Have You Read This Story Somewhere?

Even their critics couldn't agree on the severity of their infractions. Problem is, as concepts go, plagiarism isn't that old. The Oxford English Dictionary cites the Elizabethan playwright Ben Jonson as the first person to use the word plagiary to designate literary theft--and he was making a joke. That was at the beginning of the 17th century, when everyone, including Shakespeare, still borrowed other people's work and remade it. Originality had very little cred before the Romantics inflated it. The increasing prevalence of mass-produced books furthered the problem of plagiarism, too, because then there was something to steal from. The ensuing centuries have left us with no lack of cases, but clear-cut definitions are still hard to come by. "Common sense--always in short supply on this subject--has to settle the issue," says Thomas Mallon, author of the excellent history of plagiarism, "Stolen Words" (from which nearly the entire paragraph above is lifted). "How much material is involved? How many instances?" In Ambrose's case, literary detectives have ferreted out numerous examples of borrowing/lifting/stealing in at least five books published over three decades. Does that make him a plagiarist? Mallon again: "If there are 10 stab wounds, you're dealing with something other than a kitchen accident."


Six Degrees of Guy Pearce


Lobbying for The Land


What's the Damage?

"Collateral Damage,"¿Hasta la vista?

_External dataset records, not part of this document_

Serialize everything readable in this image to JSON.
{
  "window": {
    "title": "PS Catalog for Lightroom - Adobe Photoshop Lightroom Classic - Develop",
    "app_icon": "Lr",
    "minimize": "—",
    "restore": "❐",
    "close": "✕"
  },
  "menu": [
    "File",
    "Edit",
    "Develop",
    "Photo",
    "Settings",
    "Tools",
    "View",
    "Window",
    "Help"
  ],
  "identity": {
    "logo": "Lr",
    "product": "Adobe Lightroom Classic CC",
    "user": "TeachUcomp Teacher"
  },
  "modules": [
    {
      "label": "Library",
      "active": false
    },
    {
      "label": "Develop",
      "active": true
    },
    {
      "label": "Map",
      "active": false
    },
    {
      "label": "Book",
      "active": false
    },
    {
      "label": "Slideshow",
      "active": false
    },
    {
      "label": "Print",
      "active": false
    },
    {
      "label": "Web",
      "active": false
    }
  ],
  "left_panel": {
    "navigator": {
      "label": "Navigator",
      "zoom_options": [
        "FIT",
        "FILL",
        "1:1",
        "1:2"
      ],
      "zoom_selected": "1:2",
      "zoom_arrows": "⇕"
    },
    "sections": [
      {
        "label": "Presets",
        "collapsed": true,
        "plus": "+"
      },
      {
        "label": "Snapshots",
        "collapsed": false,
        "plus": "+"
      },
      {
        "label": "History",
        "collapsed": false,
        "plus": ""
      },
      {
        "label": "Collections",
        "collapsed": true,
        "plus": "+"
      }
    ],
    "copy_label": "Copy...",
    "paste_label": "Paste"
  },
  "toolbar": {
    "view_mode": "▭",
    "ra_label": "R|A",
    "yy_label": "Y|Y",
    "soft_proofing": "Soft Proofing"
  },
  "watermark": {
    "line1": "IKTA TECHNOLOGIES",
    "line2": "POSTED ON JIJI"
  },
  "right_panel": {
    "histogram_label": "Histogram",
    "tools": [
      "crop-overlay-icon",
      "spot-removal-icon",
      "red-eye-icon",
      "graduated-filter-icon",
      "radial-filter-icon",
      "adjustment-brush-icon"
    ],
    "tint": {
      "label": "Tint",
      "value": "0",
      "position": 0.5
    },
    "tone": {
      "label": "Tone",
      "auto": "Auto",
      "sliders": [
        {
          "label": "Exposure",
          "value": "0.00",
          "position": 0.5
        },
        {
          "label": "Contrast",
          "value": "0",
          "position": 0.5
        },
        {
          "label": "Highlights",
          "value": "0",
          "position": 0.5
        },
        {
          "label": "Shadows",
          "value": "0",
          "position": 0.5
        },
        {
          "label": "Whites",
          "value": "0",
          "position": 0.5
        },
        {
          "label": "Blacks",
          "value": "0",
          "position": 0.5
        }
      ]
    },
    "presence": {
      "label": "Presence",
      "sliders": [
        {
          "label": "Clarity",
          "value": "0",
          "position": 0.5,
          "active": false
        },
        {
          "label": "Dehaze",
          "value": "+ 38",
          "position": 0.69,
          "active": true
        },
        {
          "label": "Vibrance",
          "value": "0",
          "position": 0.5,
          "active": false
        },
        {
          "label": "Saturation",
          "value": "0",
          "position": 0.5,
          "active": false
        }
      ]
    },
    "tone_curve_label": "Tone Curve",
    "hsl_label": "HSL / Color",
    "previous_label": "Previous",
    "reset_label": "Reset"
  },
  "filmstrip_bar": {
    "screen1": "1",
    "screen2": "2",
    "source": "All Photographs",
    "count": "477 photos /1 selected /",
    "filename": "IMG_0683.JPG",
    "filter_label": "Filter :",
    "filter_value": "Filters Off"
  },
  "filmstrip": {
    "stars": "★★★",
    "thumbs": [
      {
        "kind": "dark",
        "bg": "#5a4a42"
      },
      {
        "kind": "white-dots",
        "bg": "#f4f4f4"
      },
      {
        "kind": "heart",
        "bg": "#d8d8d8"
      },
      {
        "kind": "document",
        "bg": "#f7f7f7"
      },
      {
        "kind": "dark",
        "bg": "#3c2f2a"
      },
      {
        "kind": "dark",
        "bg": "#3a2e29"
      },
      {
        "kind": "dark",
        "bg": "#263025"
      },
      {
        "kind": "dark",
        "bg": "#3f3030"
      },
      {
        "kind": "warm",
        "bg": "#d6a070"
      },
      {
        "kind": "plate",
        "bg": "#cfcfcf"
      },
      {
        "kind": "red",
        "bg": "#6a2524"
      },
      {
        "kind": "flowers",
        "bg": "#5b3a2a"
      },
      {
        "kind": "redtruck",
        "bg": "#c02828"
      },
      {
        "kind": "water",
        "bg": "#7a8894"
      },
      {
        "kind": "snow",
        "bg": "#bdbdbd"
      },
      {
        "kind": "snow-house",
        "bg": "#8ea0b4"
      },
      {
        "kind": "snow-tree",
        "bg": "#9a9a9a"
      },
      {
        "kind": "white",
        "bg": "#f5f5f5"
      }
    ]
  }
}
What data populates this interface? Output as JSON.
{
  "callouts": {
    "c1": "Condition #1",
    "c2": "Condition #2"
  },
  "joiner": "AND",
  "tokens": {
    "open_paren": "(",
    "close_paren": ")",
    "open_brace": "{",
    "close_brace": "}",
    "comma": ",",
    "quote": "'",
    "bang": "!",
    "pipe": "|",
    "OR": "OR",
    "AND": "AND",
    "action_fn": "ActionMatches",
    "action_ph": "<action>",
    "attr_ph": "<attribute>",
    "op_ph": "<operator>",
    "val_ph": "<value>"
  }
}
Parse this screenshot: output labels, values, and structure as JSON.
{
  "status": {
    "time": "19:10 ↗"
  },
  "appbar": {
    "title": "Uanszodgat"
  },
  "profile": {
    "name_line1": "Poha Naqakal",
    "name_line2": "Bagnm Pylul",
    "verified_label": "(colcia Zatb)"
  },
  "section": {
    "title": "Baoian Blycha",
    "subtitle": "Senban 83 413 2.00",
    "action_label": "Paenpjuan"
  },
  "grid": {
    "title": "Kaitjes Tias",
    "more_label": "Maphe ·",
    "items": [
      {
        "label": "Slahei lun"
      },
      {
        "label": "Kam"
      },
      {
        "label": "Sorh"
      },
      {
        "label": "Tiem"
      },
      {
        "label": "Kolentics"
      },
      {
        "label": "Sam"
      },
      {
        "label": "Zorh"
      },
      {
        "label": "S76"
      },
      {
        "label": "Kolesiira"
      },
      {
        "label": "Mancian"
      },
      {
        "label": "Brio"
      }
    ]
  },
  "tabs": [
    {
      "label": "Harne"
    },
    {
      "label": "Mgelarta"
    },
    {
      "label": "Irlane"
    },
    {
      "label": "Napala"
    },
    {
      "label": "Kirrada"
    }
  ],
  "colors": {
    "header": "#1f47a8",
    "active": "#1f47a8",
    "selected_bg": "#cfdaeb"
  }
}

Robert Nozick, articulate philosopher of libertarianism, died of complications from stomach cancer; he was 63. In his influential book "Anarchy, State, and Utopia" (1974), he espoused a minimal government, defended the property rights of individuals and challenged the view that justice was served by forced redistribution of assets.

Kenneth Auchincloss


Special No Enron in Sight Edition

C.W. K. Lay - Kenny Boy finally pushed out. Will the Feds fit him with another sort of pinstripes? Cheney - Says Enron contacts over Energy Plan are "private." Tell it to the Judge. Sugar Land - Houston suburb scene of Enron suicide-- and for conspiracy buffs a new Grassy Knoll. Walker = Good news for the American Taliban: Escapes "Black Hawk Down" for Court TV. Smile! Amazon + Old: Poster child for dot-bombs. New: Posts a profit! Next: Martha Stewart book jackets. Mariah C. - Her record co. pays her $28 million to shut her up. If only they'd done it before "Glitter."